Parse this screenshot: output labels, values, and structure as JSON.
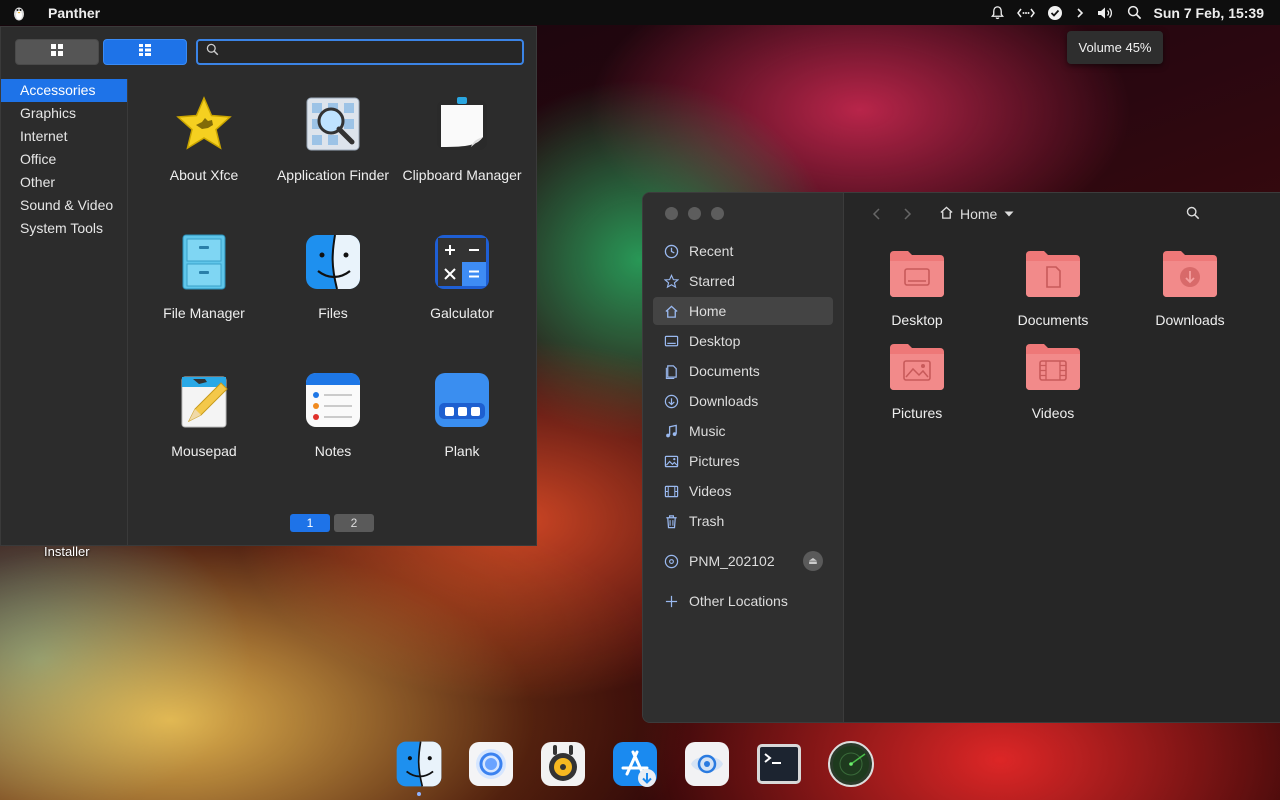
{
  "top_panel": {
    "app_title": "Panther",
    "clock": "Sun  7 Feb, 15:39",
    "tray_icons": [
      "bell-icon",
      "network-icon",
      "check-circle-icon",
      "chevron-right-icon",
      "volume-icon",
      "search-icon"
    ]
  },
  "tooltip": {
    "text": "Volume 45%"
  },
  "app_menu": {
    "search": {
      "value": "",
      "placeholder": ""
    },
    "categories": [
      "Accessories",
      "Graphics",
      "Internet",
      "Office",
      "Other",
      "Sound & Video",
      "System Tools"
    ],
    "selected_category": "Accessories",
    "apps": [
      {
        "label": "About Xfce",
        "icon": "star-icon"
      },
      {
        "label": "Application Finder",
        "icon": "app-finder-icon"
      },
      {
        "label": "Clipboard Manager",
        "icon": "clipboard-icon"
      },
      {
        "label": "File Manager",
        "icon": "file-cabinet-icon"
      },
      {
        "label": "Files",
        "icon": "finder-icon"
      },
      {
        "label": "Galculator",
        "icon": "calculator-icon"
      },
      {
        "label": "Mousepad",
        "icon": "notepad-pencil-icon"
      },
      {
        "label": "Notes",
        "icon": "notes-icon"
      },
      {
        "label": "Plank",
        "icon": "dock-icon"
      }
    ],
    "pages": [
      "1",
      "2"
    ],
    "active_page": "1"
  },
  "desktop": {
    "installer_label": "Installer"
  },
  "file_manager": {
    "places": [
      {
        "label": "Recent",
        "icon": "clock-icon"
      },
      {
        "label": "Starred",
        "icon": "star-outline-icon"
      },
      {
        "label": "Home",
        "icon": "home-icon"
      },
      {
        "label": "Desktop",
        "icon": "desktop-icon"
      },
      {
        "label": "Documents",
        "icon": "document-icon"
      },
      {
        "label": "Downloads",
        "icon": "download-icon"
      },
      {
        "label": "Music",
        "icon": "music-icon"
      },
      {
        "label": "Pictures",
        "icon": "picture-icon"
      },
      {
        "label": "Videos",
        "icon": "video-icon"
      },
      {
        "label": "Trash",
        "icon": "trash-icon"
      }
    ],
    "active_place": "Home",
    "device": {
      "label": "PNM_202102",
      "icon": "disc-icon"
    },
    "other_locations": {
      "label": "Other Locations",
      "icon": "plus-icon"
    },
    "path": {
      "label": "Home"
    },
    "folders": [
      {
        "label": "Desktop",
        "icon": "folder-desktop-icon"
      },
      {
        "label": "Documents",
        "icon": "folder-documents-icon"
      },
      {
        "label": "Downloads",
        "icon": "folder-downloads-icon"
      },
      {
        "label": "Pictures",
        "icon": "folder-pictures-icon"
      },
      {
        "label": "Videos",
        "icon": "folder-videos-icon"
      }
    ]
  },
  "dock": {
    "items": [
      "finder-icon",
      "browser-icon",
      "music-player-icon",
      "app-store-icon",
      "web-browser-icon",
      "terminal-icon",
      "radar-icon"
    ]
  },
  "colors": {
    "accent": "#1e73e8",
    "folder": "#ee7878",
    "panel": "#0e0e0e"
  }
}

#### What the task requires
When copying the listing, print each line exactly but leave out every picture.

#### Solution
Parse this screenshot: output labels, values, and structure as JSON.
{
  "top_panel": {
    "app_title": "Panther",
    "clock": "Sun  7 Feb, 15:39",
    "tray_icons": [
      "bell-icon",
      "network-icon",
      "check-circle-icon",
      "chevron-right-icon",
      "volume-icon",
      "search-icon"
    ]
  },
  "tooltip": {
    "text": "Volume 45%"
  },
  "app_menu": {
    "search": {
      "value": "",
      "placeholder": ""
    },
    "categories": [
      "Accessories",
      "Graphics",
      "Internet",
      "Office",
      "Other",
      "Sound & Video",
      "System Tools"
    ],
    "selected_category": "Accessories",
    "apps": [
      {
        "label": "About Xfce",
        "icon": "star-icon"
      },
      {
        "label": "Application Finder",
        "icon": "app-finder-icon"
      },
      {
        "label": "Clipboard Manager",
        "icon": "clipboard-icon"
      },
      {
        "label": "File Manager",
        "icon": "file-cabinet-icon"
      },
      {
        "label": "Files",
        "icon": "finder-icon"
      },
      {
        "label": "Galculator",
        "icon": "calculator-icon"
      },
      {
        "label": "Mousepad",
        "icon": "notepad-pencil-icon"
      },
      {
        "label": "Notes",
        "icon": "notes-icon"
      },
      {
        "label": "Plank",
        "icon": "dock-icon"
      }
    ],
    "pages": [
      "1",
      "2"
    ],
    "active_page": "1"
  },
  "desktop": {
    "installer_label": "Installer"
  },
  "file_manager": {
    "places": [
      {
        "label": "Recent",
        "icon": "clock-icon"
      },
      {
        "label": "Starred",
        "icon": "star-outline-icon"
      },
      {
        "label": "Home",
        "icon": "home-icon"
      },
      {
        "label": "Desktop",
        "icon": "desktop-icon"
      },
      {
        "label": "Documents",
        "icon": "document-icon"
      },
      {
        "label": "Downloads",
        "icon": "download-icon"
      },
      {
        "label": "Music",
        "icon": "music-icon"
      },
      {
        "label": "Pictures",
        "icon": "picture-icon"
      },
      {
        "label": "Videos",
        "icon": "video-icon"
      },
      {
        "label": "Trash",
        "icon": "trash-icon"
      }
    ],
    "active_place": "Home",
    "device": {
      "label": "PNM_202102",
      "icon": "disc-icon"
    },
    "other_locations": {
      "label": "Other Locations",
      "icon": "plus-icon"
    },
    "path": {
      "label": "Home"
    },
    "folders": [
      {
        "label": "Desktop",
        "icon": "folder-desktop-icon"
      },
      {
        "label": "Documents",
        "icon": "folder-documents-icon"
      },
      {
        "label": "Downloads",
        "icon": "folder-downloads-icon"
      },
      {
        "label": "Pictures",
        "icon": "folder-pictures-icon"
      },
      {
        "label": "Videos",
        "icon": "folder-videos-icon"
      }
    ]
  },
  "dock": {
    "items": [
      "finder-icon",
      "browser-icon",
      "music-player-icon",
      "app-store-icon",
      "web-browser-icon",
      "terminal-icon",
      "radar-icon"
    ]
  },
  "colors": {
    "accent": "#1e73e8",
    "folder": "#ee7878",
    "panel": "#0e0e0e"
  }
}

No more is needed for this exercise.